If the Sens are dominating the standings at the trade deadline (as many are anticipating), than likelihood of a drastic change -- such as trading Redden -- may be significantly reduced. We'd be foolish to completely discount his on-ice role entirely. However, a mid-season lull in the Sens, or Reddens’ performance, would lend itself to a ticket outta’ town for the former World Champion defender. At 30 years old, a player whose main assets include mobility and puck movement, and whose main flaw has always been a lack of physicality, one must consider how close Redden is to the denouement of his accomplished career and weight that against his promising trade value. Taking advantage of his track record should be at the forefront of consideration when Brian Murray fields calls from the likes of the Philadelphia Flyers (who are currently rumored to be looking for defensive help) or an improved Florida Panther squad.
Furthermore, his most recent level of play, coupled with acquisitions and quality depth on the Ottawa blue line indicate that the stars are aligned to get the best return-on-investment for Redden. The Sens are a team with a fast, young, and talented nucleus featuring Phillips, Volchenkov, Meszaros, all of whom may have proven superior defensively, in addition to their mounting confidence moving the puck (particularly in the case of the latter two). Additional support buffering the potential on-ice loss of Redden is the offensively gifted Joe Corvo, who is worthy of comparison in this regard, although lacking some of the formers' hockey sense and precision. While Reddens spot on the depth chart can be discussed further, I feel it's clearly in the organizations' best interest – and the smartest move-- to avoid having to re-signing him at the end of the year. Should Brian Murray come to this as the most suitable option, he must trade him at the deadline for an asset in return.

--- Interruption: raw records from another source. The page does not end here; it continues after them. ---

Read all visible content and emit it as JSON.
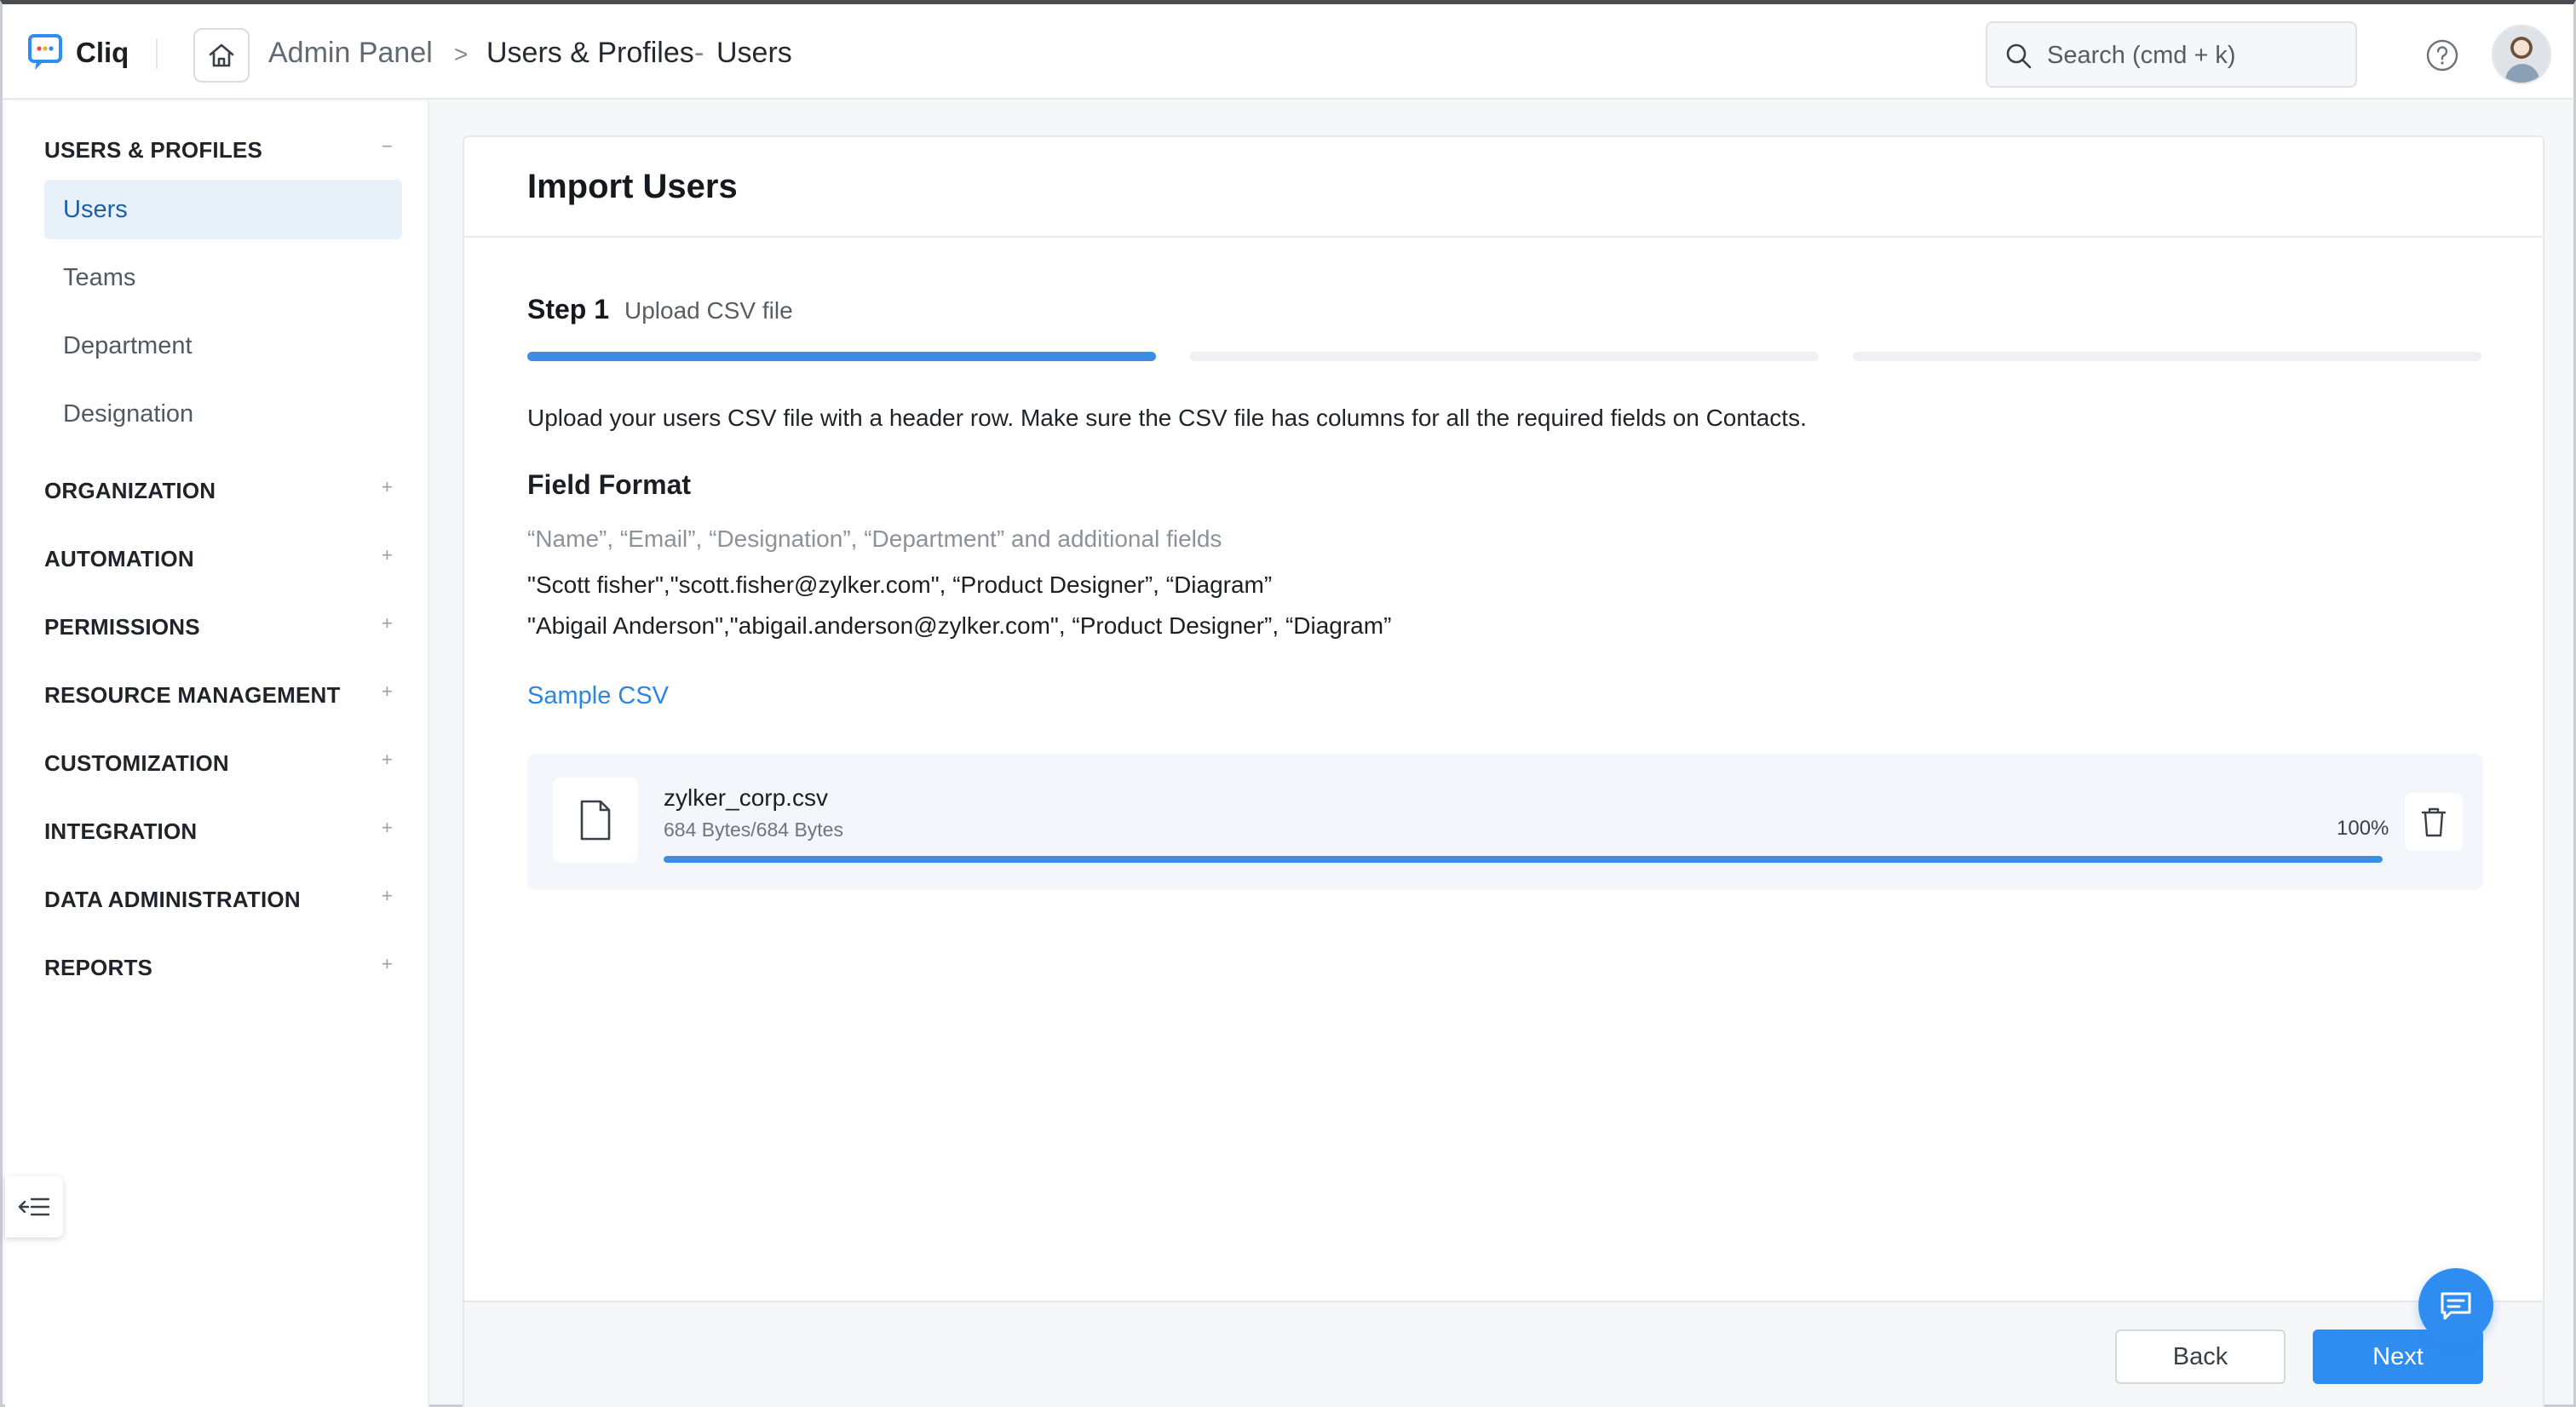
{
  "header": {
    "app_name": "Cliq",
    "breadcrumb": {
      "root": "Admin Panel",
      "separator": ">",
      "section": "Users & Profiles",
      "dash": "-",
      "page": "Users"
    },
    "search_placeholder": "Search (cmd + k)"
  },
  "sidebar": {
    "groups": [
      {
        "label": "USERS & PROFILES",
        "toggle": "−",
        "items": [
          "Users",
          "Teams",
          "Department",
          "Designation"
        ],
        "active_item": "Users"
      },
      {
        "label": "ORGANIZATION",
        "toggle": "+"
      },
      {
        "label": "AUTOMATION",
        "toggle": "+"
      },
      {
        "label": "PERMISSIONS",
        "toggle": "+"
      },
      {
        "label": "RESOURCE MANAGEMENT",
        "toggle": "+"
      },
      {
        "label": "CUSTOMIZATION",
        "toggle": "+"
      },
      {
        "label": "INTEGRATION",
        "toggle": "+"
      },
      {
        "label": "DATA ADMINISTRATION",
        "toggle": "+"
      },
      {
        "label": "REPORTS",
        "toggle": "+"
      }
    ]
  },
  "main": {
    "title": "Import Users",
    "step": {
      "label": "Step 1",
      "description": "Upload CSV file",
      "current": 1,
      "total": 3
    },
    "intro": "Upload your users CSV file with a header row. Make sure the CSV file has columns for all the required fields on Contacts.",
    "field_format": {
      "title": "Field Format",
      "header": "“Name”, “Email”, “Designation”, “Department” and additional fields",
      "rows": [
        "\"Scott fisher\",\"scott.fisher@zylker.com\", “Product Designer”, “Diagram”",
        "\"Abigail Anderson\",\"abigail.anderson@zylker.com\", “Product Designer”, “Diagram”"
      ]
    },
    "sample_link": "Sample CSV",
    "file": {
      "name": "zylker_corp.csv",
      "size": "684 Bytes/684 Bytes",
      "progress_label": "100%",
      "progress": 1.0
    },
    "buttons": {
      "back": "Back",
      "next": "Next"
    }
  },
  "colors": {
    "accent": "#2f8cf0",
    "active_nav_bg": "#e8f0f9",
    "active_nav_text": "#1d5fa9"
  }
}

How will this hurt Ottawas' Cup run this season? Perhaps he is worth losing at years end if he can help the team drink from Lord Stanley's mug, but should Ottawa be graced with any other fate and they will be left at an impasse with disgruntled fans and a deteriorating blue liner whose flaws were likely exposed during an extended playoff run. Sure, it's highly speculative and Reddens' absence in the locker room may disrupt some of the chemistry that has developed over the past 5 season. This was undoubtedly the most prominent factor in Zdeno Charas' departure. But we can be assured that the Senators will not make the same mistake of throwing money at Redden this go around, at the risk of losing much more than they'd ever hoped to deal with.